According to data gathered by NRDC, 41% of residential and commercial buildings are emitting carbon emissions due to onsite fossil fuel burning from space/water heating and cooking so there is more that can be done to decarbonize our buildings to meet the ambitious emissions reductions targets outlined in ARB’s 2017 California Scoping Plan.
One strategy to decarbonize our buildings is to update our old appliances with newer more efficient electric options such as heat pump water heaters and induction cooktops. But space/water heating and cooking have been dominated by natural gas in California for many years and those habits can be hard to break.
Efficient electric appliances improve our comfort, save energy, and reduce carbon emissions but we need to bring awareness to our communities. Cities like Berkeley set up a webpage for residents and installers highlighting the economic and environmental benefits, providing resources for installation and permitting, and links to utility rebates.
On the state policy side of things local jurisdictions can support advocacy efforts already underway to increase broader electrification of buildings in California. NRDC, the Sierra Club, and the California Energy Efficiency Industry Council have led a challenge to the CPUC’s Three Pronged Fuel Substitution Test. The current form of that test limits a consumer’s ability to switch from natural gas to electric appliances through utility funded state programs. Technologies such as heat pump water heaters are dropping in cost but creating additional incentives to replace old natural gas appliances will make it easier for consumers to make the switch.
Lastly, local jurisdictions can take a more direct approach to increase electrification of buildings through local energy codes. LocalEnergyCodes.com (see Low-Rise Residential New Construction: All-Electric Design) provides free resources such as model language and cost-effectiveness studies necessary to implement all-electric codes in their communities.
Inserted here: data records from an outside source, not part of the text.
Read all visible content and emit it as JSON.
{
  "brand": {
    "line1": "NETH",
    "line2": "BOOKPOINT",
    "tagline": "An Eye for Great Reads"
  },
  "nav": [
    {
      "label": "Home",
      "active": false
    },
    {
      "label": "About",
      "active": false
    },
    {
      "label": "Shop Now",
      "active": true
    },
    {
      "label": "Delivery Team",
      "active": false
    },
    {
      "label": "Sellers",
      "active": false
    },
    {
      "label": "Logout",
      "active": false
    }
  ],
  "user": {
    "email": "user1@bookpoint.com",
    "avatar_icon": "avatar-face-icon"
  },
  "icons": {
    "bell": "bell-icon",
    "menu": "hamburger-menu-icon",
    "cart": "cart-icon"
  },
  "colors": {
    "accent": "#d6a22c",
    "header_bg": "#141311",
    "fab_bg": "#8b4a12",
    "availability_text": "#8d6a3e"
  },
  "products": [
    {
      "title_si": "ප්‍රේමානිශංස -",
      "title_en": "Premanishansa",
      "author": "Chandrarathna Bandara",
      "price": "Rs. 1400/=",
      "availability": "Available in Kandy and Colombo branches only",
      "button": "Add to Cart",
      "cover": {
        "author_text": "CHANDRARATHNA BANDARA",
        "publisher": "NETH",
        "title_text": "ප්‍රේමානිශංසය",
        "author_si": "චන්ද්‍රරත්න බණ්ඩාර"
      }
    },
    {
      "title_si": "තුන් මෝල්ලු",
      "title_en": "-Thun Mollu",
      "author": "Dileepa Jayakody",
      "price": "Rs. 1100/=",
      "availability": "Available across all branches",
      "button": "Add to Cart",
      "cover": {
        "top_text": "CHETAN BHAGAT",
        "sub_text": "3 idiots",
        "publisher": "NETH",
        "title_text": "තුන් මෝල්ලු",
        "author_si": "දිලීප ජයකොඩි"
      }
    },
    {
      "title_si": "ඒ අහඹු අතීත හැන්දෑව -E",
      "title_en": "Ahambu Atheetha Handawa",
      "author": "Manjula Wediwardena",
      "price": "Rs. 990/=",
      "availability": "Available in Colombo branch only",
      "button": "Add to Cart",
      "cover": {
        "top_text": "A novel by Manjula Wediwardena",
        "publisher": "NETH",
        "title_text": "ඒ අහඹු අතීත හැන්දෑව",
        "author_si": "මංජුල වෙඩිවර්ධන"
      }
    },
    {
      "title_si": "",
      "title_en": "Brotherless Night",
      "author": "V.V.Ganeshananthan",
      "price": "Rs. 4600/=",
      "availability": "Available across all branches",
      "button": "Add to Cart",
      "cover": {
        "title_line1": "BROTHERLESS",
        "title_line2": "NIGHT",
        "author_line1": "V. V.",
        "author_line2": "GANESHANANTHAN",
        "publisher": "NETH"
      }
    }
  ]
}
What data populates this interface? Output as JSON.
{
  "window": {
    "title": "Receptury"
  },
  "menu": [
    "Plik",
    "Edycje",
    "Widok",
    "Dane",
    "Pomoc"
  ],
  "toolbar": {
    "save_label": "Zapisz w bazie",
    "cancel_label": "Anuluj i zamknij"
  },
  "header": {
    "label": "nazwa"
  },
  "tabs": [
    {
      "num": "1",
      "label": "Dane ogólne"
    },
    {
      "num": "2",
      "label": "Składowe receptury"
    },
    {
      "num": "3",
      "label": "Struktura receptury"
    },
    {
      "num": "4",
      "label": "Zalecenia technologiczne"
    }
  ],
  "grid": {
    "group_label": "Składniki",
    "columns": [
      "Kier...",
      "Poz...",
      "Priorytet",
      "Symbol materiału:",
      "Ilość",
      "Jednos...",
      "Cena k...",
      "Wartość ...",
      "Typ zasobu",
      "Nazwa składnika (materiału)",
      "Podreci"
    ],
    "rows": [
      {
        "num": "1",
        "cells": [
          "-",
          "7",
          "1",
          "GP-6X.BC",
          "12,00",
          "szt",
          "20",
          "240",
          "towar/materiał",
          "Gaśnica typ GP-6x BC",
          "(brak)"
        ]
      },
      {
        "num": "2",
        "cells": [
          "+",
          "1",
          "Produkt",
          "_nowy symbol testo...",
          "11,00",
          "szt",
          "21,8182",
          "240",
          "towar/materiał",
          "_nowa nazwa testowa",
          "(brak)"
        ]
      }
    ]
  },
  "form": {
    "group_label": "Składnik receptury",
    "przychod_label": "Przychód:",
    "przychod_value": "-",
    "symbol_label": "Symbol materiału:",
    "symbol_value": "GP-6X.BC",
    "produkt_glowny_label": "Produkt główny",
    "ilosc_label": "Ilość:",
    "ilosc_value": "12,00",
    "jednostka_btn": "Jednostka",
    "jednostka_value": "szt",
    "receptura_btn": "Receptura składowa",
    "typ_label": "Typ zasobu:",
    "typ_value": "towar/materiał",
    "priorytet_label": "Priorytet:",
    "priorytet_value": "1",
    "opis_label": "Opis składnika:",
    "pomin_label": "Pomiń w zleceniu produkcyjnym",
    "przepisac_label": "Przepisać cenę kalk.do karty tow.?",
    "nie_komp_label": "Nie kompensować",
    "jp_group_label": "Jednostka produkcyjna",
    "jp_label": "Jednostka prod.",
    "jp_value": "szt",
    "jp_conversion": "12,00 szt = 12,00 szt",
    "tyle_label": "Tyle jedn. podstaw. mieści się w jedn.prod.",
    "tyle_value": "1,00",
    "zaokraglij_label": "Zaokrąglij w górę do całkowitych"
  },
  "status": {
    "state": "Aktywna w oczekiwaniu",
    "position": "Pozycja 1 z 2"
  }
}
The momentum for decarbonization by local jurisdictions seems to be growing stronger by the day. Recently, the City of Los Angeles passed a resolution to develop strategies for fuel substitution and set targets for electrification that their climate goals. This is a huge step forward for such a large city but large or small it is clear that local jurisdictions will once again lead the way to more sustainable and healthy communities for all.